demonstrated an overall agreement between the simulated and real sensor measurements. The RMSE
values were about one tenth of the respective peak-to-peak magnitude measured both for the IMU
and the camera
classes. High correlations were achieved, as well, with a minimum value of 0.90 for the y
-axis of the gyroscope. On that channel, the measurement noise of the real sensor was not negligible with respect to the strength of the measured signal. In particular, the results about the magnetometer are surprisingly good, because they were obtained without attempting any magnetic compensation. However, either enlarging the volume explored during the experiment or approaching a ferromagnetic object would have certainly degraded the correspondence between the simulated and real magnetometer data. In fact, as demonstrated in [20
], uncompensated magnetic distortions can severely affect the results of the magnetic sensor simulation simply because the sensed magnetic field is not the Earth’s pure magnetic field. The camera
instance also replicated the actual measurements accurately. The positive results prove the overall correctness of both the simulation environment implementation and the experimental design. In fact, R
values were very close to one, and the RMSEs
collected in about 140 s were lower than 10 pixel. Therefore, the proposed simulation framework proved to be a suitable tool for reproducing a real multi-sensor experiment.
To show one of the typical applications of the presented data simulator, we performed a consistency test on an EKF-based orientation estimator relying on both IMU and vision data. Referring to Table 4
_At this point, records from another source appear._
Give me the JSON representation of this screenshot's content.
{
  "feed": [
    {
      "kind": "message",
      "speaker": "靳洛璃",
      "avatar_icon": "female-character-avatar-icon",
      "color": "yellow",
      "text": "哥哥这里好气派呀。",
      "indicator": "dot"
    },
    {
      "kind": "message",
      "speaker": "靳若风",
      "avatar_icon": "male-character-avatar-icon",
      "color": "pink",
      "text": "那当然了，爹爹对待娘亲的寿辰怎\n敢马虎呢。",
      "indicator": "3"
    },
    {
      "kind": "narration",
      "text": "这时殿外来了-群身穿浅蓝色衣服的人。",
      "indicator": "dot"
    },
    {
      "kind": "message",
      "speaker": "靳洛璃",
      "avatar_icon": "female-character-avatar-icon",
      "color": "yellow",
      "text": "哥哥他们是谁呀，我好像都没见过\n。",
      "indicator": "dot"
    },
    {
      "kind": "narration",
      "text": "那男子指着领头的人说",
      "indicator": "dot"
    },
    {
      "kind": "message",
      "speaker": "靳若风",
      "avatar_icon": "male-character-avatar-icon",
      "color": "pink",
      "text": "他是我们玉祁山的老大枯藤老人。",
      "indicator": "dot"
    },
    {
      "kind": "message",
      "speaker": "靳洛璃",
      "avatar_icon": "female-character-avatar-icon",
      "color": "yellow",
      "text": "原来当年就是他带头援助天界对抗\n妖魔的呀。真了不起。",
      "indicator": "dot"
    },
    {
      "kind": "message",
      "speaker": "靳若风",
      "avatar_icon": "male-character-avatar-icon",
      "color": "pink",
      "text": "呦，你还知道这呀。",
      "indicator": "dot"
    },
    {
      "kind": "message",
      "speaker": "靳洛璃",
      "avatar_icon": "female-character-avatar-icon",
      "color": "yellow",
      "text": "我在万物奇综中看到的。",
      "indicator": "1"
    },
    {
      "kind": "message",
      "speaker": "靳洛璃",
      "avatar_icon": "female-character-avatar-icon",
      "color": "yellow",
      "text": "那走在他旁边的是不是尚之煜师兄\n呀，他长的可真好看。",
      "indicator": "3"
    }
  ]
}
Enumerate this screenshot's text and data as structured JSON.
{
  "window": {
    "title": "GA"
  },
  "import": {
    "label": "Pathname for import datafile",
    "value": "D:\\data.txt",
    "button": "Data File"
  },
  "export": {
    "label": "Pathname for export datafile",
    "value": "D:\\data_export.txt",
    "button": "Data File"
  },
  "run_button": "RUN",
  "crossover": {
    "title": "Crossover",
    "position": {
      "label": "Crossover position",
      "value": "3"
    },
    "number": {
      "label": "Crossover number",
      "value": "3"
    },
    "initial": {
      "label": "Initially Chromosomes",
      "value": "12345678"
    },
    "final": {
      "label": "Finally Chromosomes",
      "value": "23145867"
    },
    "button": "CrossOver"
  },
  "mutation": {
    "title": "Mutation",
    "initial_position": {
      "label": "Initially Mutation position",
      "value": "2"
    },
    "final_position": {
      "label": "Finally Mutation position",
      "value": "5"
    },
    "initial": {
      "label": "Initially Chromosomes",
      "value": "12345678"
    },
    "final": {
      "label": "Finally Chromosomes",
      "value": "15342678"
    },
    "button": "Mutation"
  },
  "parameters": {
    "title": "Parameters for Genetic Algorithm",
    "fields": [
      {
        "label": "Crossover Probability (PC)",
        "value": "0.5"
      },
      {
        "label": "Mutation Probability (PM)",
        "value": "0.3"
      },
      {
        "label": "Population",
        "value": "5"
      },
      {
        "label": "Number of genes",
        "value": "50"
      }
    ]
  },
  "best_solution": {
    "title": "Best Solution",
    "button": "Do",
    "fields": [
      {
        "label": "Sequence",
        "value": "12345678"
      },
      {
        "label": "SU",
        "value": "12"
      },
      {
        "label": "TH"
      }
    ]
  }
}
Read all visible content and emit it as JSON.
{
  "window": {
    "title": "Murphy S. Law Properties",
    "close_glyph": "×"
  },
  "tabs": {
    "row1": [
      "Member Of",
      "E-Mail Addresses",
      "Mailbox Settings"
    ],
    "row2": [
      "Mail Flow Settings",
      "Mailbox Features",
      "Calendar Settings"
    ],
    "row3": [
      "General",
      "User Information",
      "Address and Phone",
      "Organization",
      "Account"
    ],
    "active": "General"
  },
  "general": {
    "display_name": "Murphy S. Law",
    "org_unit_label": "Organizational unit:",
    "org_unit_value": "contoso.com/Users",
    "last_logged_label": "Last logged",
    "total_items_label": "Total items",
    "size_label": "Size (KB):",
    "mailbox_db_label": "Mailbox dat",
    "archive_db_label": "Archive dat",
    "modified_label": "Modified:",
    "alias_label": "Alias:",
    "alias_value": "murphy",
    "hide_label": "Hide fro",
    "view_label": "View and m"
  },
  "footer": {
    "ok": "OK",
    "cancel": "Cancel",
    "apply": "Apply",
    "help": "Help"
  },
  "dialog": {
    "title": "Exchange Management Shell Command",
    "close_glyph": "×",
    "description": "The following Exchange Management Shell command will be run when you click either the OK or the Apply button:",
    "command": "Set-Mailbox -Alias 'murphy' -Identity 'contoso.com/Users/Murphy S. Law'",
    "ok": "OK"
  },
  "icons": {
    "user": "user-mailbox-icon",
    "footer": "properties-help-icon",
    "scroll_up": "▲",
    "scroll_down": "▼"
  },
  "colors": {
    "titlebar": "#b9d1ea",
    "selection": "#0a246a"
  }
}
, the estimator proved to be accurate, returning errors of about 0.1° (on each Euler angle) in simulation and less than 1° with real data. However, we were interested in comparing the behavior of the EKF in the two scenarios, rather than the mere errors. In fact, the usefulness of the simulated study came out from the trends shown in Figure 7
. The plot reported in Figure 7
, for example, shows us that if we had not performed a simulated test, we could not have received any assurance about filter consistency. The real errors, i.e.
, the errors computed with respect to the Vicon ground-truth data, are in fact considerably larger than the estimated covariances. This condition is usually interpreted as a sign of filter malfunctioning. However, by performing the same test with simulated data (from the same real experiment), we obtained the expected behavior, as shown in Figure 7
. The errors remained within the estimated uncertainty during the entire trial, which means that the uncertainty was reliably estimated. Therefore, in a real case scenario, the inconsistency between the estimated covariances and the estimation errors (which are relatively large if compared to those obtained with simulated data) should be attributed to the slight imperfections of the experimental setup (misalignments, imperfect calibrations, etc.
), rather than to filter instability. In fact, it should be noted that, for our setup, we estimated that the stereophotogrammetric errors propagated to the angles of interest in this study, causing a maximal inaccuracy of 0.5°. The EKF code therefore can be considered reasonably reliable, as the overall filter structure.
Finally, the proposed simulator allows the simulation of spatial magnetic disturbance distributions as the ones shown in Figure 8
. This functionality has several practical applications, e.g., evaluating the orientation estimator robustness with respect to the magnetic disturbances or benchmarking the localization methods based on spatial magnetic anomalies [29